#### DIRECTIONS FOR THIS TASK
Each line of the material below with the word "date" is to be reported.
══ RECORDS SHOWN ══
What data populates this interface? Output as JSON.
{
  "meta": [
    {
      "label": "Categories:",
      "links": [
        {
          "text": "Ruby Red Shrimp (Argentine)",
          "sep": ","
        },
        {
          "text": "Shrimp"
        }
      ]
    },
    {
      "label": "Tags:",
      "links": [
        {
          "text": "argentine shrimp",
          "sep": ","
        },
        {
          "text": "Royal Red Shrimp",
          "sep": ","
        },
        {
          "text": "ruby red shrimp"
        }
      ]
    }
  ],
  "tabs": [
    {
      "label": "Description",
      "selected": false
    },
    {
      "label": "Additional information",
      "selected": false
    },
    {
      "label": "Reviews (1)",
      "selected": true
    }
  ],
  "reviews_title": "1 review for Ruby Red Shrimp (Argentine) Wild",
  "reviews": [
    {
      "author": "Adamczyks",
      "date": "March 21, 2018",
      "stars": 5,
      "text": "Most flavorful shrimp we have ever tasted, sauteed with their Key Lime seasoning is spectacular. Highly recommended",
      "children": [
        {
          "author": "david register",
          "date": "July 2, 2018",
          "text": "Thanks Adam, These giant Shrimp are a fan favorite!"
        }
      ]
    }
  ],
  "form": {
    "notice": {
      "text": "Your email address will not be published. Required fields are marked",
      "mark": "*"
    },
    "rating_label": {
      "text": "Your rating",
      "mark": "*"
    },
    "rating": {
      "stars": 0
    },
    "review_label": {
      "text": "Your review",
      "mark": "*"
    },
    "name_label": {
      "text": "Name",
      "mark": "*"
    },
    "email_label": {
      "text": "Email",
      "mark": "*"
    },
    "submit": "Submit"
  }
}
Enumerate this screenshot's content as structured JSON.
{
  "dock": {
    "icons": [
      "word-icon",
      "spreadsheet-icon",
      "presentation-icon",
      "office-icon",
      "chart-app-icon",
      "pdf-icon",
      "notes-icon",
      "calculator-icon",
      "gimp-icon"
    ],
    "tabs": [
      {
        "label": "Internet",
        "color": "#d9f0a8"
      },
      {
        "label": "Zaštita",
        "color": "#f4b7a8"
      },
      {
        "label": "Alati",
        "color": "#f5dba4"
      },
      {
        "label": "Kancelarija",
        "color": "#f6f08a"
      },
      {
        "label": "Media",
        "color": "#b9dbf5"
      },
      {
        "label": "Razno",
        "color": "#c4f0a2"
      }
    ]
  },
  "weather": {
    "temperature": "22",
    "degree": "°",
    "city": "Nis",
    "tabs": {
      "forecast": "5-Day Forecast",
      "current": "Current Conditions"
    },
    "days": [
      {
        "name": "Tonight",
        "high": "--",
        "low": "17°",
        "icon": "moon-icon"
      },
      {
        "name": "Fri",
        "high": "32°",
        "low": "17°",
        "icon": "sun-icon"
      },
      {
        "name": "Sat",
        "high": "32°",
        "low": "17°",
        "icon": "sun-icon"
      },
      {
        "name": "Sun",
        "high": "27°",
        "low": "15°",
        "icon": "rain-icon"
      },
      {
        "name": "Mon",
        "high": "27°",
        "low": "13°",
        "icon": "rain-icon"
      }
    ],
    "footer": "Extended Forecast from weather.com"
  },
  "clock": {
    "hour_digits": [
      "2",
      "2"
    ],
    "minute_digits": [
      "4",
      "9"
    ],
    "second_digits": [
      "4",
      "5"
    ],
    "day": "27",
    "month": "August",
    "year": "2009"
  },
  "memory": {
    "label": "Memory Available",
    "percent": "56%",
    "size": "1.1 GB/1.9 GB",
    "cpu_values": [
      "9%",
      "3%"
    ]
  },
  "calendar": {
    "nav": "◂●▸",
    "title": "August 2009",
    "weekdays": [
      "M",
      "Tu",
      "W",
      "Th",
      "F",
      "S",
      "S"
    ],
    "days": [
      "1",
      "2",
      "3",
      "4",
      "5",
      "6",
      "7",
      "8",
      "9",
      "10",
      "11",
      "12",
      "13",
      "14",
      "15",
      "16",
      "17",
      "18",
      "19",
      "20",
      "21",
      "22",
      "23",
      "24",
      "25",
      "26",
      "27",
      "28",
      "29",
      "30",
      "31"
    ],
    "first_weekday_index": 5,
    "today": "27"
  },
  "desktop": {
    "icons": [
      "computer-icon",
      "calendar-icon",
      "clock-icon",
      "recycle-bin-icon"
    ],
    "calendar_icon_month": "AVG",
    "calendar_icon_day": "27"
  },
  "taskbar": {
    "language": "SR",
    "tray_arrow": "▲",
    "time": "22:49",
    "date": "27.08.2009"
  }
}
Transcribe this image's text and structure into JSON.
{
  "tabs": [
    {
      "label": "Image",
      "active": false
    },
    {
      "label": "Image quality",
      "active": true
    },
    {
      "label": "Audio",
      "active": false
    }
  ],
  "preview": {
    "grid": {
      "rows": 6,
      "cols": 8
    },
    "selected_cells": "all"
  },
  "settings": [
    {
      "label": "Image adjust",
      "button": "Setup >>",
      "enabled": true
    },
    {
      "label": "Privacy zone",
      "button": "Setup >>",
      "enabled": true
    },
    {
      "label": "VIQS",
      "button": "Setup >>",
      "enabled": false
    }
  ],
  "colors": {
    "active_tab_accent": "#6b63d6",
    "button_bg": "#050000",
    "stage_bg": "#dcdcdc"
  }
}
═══
#### RESPONSE
      "date": "March 21, 2018",
          "date": "July 2, 2018",
    "date": "27.08.2009"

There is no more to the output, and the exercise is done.